How do we begin to ask better questions? Listening is the key to asking questions that will disrupt the thoughts of others. What have they said, do you understand what they have said or do you need to ask more questions to gain clarity? What have they not said? … Ask yourself why they have not said, what you thought they would say and question the possibility of what they have not said. Remember don’t ask judgemental questions, be empathetic and allow the other person to realise you have noticed them. This process will disrupt their thoughts and cause them to think deeper about what they have been saying. Real communication exists at the point where we are able to disrupt superficial thinking, so that others may begin to think about why, how and what they have said.
Simply by listening you will be noticing and showing the other person you care, trust will develop quicker and you may have just gained a real friend for life. Every moment we have is precious – use your moments wisely.
The Three Questions we should all be asking …
Seth Godin gives us this set of blueprint-questions about gaining attention and relevance:
Who are you challenging or disrupting??
Whose apple cart are you upsetting? If you’re following the rules just like everyone else, you will need to understand that this means you are just like everyone else. Thus if you are looking for attention and relevance, you will need to make some new, status quo-challenging decisions and changes if your desire is to be a leader.
Who are you connecting with?
Find your passion, and you’ve discovered your purpose.
Once you’ve discovered your passion and you’ve challenged/disrupted some (or many!) people, ask: Who am I connecting with? Secure and build on the relationships by making them feel important. People have a deep need to feel missed in their absence — confirming they do indeed belong.
Your job then, as a leader, is to connect with them effectively and then tell them you miss them when they don’t show up and participate.
Who are you leading?
Know the people you are serving.
Through your conversations, connections and communications with those who follow you, you will be able to pick up on their needs in detail if you listen with intention. In turn, they will respond to the feeling of being listened to you by giving you the relevant attention and relevance.
People are waiting for you to show up in your uniqueness and show them where to go next and that is leadership.
When think about leadership we start asking …
The Leadership Question
What question would you ask a leader? Would you ask any of the following questions … Why is there such a shortage of leaders? Why don’t we see examples that we can truly follow in the leaders around us? Why are leaders corrupt? Why do leaders seemingly only think of themselves?

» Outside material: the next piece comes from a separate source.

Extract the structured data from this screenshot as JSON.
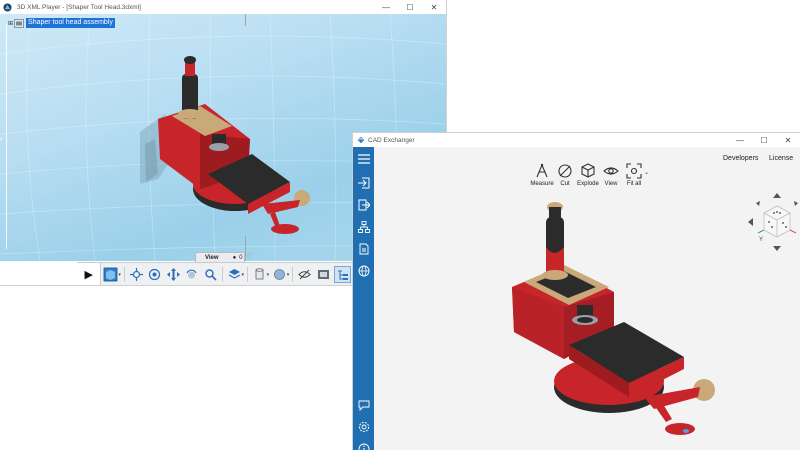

The above questions are some of the typical questions people ask on a daily basis about leadership. But these are not the only questions that get asked. The other questions are what are known as ‘How’ and these are questions asked by people who observe the problem and wonder how the problem can be resolved. They ask … How can we identify leaders? How can we develop people into leaders? How can we encourage better leadership? However, there is one ‘how’ question that stands out and is different from the others. The question is … How can I make a difference?
When we get caught in the trap of thinking the problem is someone else’s, we tend to ask the ‘Why’ and not the ‘How’ type of questions. When we realise that leadership is our responsibility, and only we can make a difference, we start asking How can I make a difference? What can I do, even in a small way to make a difference?
In fact the only ‘Why’ question you should ever ask yourself is … Why should I be making a difference? The answer is simply we were ‘all’; called to make a difference in the lives of others.